Obama's Corrosive Communitarian 'Service' for Students
The president-elect has backpedaled on his longstanding campaign promise to have government mandate community service by students. Seemingly more innocuously, he now plans to "call on" and "encourage" them to serve by "setting a goal" for all middle school and high school students to perform 50 hours of service a year, and for all college students who perform 100 hours of service to receive a tax credit guaranteeing that the first $4,000 of their college education is entirely free.
Some, such as Michele Catalano writing at Pajamas Media, seem incredulous that anyone could "frown upon" such an "altruistic," "sharing," "caring," "helping," "selfless" program. She waxes indignant that some critics have associated it with socialism and Marxism, which hold that society should be dealt with as a collective and that only workers' labor, not free exchanges of goods and services, should determine our communal life.
In fact, however, Obama's grand community service design would surely have more than a little ideologically in common with socialism and Marxism. To judge by similar existing programs, such as so-called "service learning" (that incorporates community work, as distinct from career-building student internships, into the college curriculum for course credit), Obama's plan would share with socialism and Marxism a communitarian, anti-individualistic outlook and social agenda. This philosophy is inimical to that individualism which is rooted in the Judeo-Christian emphasis on the moral primacy of the person, not the group, and which has been the historic cornerstone of American freedom and prosperity. It is completely predictable that Obama's plan, if implemented nationwide, would greatly infect this nation further with the very communitarian and anti-individualist political ideology that produced such disastrous socialist and Marxist regimes in Europe and elsewhere.
In a discerning analysis of the character and effects of the aforementioned service learning on campuses -- an analysis which would likely also hold true for Obama's community service plan -- John B. Egger, a professor of economics at Towson University, warned how such programs, however well intended, are grounded in and tend to propagate a communitarian ethos.
This view of good and evil, he wrote in Academic Questions (login required), "suppresses and denigrates the individual in favor of a group or ‘society' and views self-interest as a vice." It is critical of "individualistic attitudes," advancing instead the idea "that charity is moral, but self-interested behavior that respects others' rights is something for which one must atone."

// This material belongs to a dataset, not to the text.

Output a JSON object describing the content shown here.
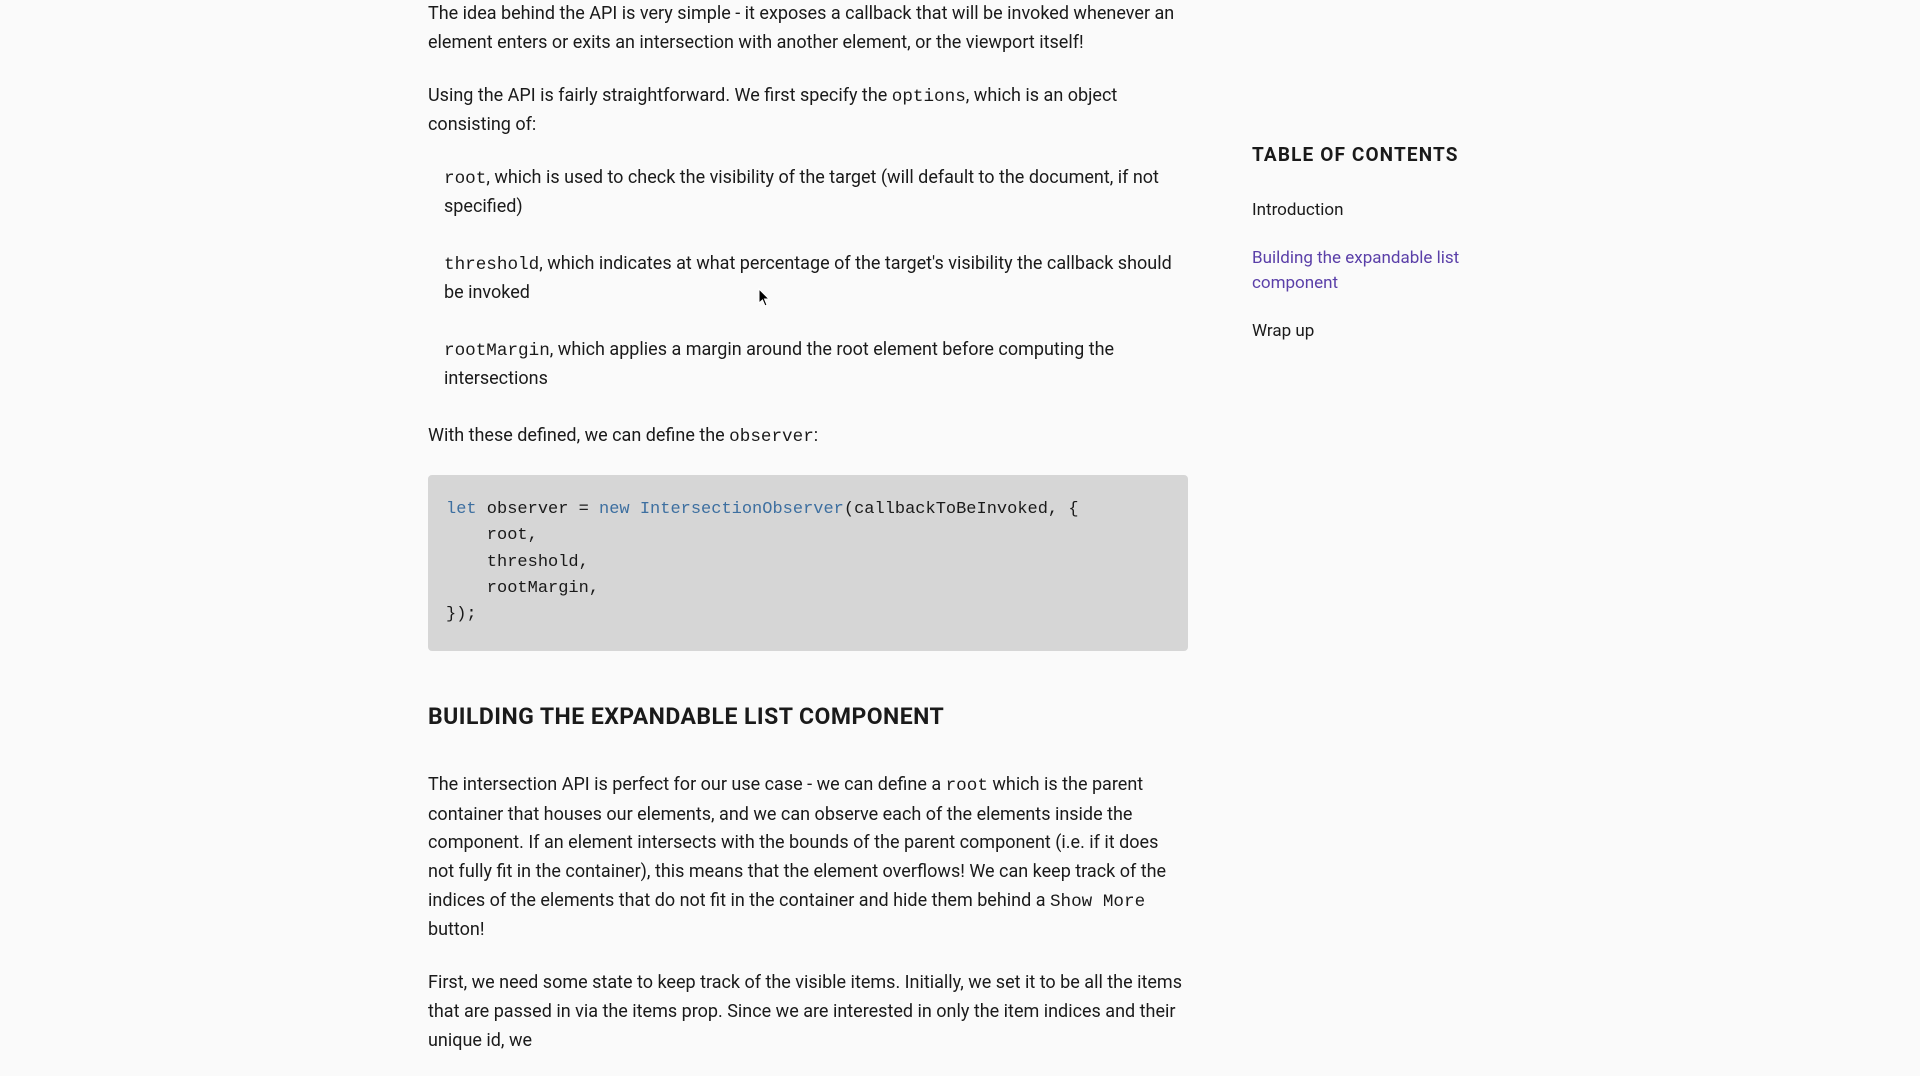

This approach also fundamentally distorts "the moral foundations of a free society" and fosters a "distrust of human freedom -- especially free markets." No accident, Egger notes archly, that the service of a student working as a clerk at Wal-Mart does not count as "community" service.